Dataset records
====

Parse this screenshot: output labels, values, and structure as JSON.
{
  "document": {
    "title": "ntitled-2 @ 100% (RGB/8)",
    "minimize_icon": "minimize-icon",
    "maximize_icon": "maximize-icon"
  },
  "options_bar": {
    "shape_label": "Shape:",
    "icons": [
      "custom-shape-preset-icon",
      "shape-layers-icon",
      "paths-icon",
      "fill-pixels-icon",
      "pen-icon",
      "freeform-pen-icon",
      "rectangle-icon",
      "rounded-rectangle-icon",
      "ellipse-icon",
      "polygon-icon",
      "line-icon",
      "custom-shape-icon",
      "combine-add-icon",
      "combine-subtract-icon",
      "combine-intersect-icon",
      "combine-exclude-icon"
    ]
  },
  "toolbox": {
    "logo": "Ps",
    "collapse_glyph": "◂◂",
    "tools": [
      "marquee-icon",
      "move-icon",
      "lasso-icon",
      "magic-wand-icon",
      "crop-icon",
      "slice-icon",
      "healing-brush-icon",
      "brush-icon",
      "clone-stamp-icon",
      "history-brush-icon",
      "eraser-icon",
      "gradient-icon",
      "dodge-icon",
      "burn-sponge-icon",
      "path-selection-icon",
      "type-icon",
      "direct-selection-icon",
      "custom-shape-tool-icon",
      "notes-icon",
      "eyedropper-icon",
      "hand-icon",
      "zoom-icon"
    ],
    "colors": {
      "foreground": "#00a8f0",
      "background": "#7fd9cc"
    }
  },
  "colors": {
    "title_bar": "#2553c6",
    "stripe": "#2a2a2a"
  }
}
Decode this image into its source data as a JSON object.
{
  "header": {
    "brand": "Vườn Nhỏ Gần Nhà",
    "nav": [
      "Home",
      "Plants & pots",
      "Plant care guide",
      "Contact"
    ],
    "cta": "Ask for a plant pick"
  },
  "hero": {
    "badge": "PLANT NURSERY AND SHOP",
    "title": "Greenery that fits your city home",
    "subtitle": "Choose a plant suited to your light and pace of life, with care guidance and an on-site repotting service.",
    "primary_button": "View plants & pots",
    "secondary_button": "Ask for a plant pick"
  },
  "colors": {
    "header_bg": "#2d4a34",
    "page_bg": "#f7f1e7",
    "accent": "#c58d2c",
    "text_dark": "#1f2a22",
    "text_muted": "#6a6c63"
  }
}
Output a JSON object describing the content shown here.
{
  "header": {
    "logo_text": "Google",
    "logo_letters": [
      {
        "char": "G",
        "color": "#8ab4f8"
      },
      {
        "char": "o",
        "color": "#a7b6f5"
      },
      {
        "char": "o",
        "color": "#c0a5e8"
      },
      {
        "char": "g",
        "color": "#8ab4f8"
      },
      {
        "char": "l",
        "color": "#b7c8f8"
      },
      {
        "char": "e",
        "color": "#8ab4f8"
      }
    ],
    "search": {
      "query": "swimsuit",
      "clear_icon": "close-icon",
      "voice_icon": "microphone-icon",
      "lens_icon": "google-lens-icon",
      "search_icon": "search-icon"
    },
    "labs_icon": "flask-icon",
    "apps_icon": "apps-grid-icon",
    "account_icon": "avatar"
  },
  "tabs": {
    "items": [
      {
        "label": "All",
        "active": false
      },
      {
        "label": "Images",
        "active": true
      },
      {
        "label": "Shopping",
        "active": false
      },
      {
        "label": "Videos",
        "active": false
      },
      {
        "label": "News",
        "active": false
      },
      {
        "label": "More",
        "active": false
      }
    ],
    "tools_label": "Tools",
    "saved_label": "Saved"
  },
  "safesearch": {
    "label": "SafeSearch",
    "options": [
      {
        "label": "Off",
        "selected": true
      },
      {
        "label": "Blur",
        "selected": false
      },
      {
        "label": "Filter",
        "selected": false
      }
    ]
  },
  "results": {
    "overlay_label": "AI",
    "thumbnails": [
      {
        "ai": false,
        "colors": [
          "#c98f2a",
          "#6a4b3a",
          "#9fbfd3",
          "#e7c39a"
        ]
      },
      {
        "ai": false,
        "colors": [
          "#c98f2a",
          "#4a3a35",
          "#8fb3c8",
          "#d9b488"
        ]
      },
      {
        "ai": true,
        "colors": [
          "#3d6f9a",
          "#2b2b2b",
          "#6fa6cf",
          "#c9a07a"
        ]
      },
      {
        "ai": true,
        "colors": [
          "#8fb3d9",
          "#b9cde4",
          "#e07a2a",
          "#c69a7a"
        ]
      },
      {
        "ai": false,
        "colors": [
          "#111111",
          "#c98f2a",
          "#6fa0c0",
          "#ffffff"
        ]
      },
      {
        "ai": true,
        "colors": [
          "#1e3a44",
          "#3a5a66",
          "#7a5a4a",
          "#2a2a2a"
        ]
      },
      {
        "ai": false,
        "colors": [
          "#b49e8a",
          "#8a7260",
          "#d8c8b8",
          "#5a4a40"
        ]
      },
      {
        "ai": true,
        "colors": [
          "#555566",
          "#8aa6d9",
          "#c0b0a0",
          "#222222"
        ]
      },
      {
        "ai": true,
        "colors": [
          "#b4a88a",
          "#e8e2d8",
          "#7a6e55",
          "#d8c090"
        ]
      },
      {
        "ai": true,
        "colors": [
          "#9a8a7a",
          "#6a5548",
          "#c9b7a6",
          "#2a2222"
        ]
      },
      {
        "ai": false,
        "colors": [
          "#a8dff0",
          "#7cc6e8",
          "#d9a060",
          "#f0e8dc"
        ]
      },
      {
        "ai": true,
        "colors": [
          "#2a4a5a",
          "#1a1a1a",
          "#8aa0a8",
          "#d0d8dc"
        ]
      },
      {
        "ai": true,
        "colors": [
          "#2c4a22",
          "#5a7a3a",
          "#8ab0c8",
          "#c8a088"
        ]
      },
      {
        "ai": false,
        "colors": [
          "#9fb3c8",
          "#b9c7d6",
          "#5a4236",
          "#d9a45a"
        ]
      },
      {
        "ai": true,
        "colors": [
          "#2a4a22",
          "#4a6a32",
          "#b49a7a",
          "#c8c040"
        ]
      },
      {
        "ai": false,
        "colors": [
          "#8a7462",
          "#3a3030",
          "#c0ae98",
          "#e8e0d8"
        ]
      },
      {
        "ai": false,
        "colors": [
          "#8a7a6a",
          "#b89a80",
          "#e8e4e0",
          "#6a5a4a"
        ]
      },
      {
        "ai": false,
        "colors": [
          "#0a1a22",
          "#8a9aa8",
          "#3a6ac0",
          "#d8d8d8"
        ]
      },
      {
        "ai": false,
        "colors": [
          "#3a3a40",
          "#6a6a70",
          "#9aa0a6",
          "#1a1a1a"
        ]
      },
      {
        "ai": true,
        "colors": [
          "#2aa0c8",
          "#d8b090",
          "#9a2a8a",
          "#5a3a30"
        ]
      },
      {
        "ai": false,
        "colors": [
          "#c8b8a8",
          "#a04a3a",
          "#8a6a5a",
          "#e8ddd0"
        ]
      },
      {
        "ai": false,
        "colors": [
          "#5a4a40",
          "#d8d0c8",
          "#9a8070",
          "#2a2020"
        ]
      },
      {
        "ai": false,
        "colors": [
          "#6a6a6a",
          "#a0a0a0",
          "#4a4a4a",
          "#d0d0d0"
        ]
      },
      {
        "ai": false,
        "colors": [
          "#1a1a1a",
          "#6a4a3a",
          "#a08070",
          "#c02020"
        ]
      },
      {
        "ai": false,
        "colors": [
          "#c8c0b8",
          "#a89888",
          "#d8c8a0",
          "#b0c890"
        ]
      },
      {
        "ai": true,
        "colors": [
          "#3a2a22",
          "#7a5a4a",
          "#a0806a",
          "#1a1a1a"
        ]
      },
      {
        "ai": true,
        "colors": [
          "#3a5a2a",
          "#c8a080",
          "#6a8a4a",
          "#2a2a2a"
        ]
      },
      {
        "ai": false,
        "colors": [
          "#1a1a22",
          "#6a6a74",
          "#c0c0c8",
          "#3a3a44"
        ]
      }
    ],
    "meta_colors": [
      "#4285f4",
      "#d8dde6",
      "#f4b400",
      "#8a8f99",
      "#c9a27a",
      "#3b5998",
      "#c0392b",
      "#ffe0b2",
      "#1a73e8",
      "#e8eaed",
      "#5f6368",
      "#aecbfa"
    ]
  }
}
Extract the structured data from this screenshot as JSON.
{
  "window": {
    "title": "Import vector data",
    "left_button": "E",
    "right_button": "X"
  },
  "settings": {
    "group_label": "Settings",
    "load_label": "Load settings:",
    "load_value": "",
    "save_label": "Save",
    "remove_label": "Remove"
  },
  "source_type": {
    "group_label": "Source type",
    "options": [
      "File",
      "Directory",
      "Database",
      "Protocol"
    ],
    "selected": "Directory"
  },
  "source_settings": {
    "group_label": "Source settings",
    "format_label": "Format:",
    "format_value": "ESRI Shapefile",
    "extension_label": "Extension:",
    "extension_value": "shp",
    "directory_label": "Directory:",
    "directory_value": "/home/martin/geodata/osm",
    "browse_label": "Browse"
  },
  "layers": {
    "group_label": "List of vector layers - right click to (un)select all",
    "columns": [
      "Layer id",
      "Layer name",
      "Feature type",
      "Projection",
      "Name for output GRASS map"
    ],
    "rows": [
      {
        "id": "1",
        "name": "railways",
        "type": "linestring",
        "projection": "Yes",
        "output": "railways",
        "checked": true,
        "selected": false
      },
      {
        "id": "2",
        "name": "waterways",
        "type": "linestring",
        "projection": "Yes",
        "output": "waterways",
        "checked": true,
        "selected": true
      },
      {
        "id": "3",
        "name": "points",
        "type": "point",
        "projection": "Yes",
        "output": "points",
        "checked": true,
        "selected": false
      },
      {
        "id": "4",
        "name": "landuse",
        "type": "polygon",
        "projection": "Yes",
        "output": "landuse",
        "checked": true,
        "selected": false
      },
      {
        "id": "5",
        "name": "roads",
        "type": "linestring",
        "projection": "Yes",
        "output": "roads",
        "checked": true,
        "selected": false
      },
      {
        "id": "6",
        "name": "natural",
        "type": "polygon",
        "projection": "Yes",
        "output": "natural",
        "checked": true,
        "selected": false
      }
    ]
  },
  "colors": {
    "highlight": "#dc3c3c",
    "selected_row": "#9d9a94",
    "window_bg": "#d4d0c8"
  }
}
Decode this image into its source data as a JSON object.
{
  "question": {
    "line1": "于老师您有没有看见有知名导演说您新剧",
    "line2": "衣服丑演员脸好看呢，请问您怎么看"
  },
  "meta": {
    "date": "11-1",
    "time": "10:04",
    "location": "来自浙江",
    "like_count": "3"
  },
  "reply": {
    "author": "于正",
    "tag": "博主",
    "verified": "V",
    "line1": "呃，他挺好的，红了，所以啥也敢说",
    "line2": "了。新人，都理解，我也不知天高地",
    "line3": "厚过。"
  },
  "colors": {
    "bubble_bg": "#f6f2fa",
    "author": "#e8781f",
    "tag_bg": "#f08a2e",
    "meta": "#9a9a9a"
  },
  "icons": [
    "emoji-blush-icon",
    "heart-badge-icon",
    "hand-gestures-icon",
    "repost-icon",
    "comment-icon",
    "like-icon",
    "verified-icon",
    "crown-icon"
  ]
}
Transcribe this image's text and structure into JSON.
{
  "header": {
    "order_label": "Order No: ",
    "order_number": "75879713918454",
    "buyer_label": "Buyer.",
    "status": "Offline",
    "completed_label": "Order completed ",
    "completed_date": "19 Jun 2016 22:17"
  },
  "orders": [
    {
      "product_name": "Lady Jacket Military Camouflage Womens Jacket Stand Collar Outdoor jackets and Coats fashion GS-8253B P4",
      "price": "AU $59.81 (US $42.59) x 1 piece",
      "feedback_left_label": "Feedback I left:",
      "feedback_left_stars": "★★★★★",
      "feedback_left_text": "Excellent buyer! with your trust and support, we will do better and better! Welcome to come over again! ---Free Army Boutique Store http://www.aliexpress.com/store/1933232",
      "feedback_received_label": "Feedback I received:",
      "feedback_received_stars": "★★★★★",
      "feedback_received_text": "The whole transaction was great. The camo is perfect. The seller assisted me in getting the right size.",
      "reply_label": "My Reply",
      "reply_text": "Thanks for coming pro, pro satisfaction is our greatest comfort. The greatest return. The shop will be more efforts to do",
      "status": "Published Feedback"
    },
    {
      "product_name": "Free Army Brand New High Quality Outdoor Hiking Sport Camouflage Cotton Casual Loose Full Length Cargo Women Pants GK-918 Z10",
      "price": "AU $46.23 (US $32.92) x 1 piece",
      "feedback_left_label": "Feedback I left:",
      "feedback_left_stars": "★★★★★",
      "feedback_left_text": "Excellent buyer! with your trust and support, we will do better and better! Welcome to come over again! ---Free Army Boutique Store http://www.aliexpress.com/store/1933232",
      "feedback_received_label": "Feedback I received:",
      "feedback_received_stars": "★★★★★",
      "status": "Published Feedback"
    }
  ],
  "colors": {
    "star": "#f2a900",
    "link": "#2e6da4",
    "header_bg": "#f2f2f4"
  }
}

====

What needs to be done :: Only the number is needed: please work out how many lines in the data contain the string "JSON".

Answer for the task :: 6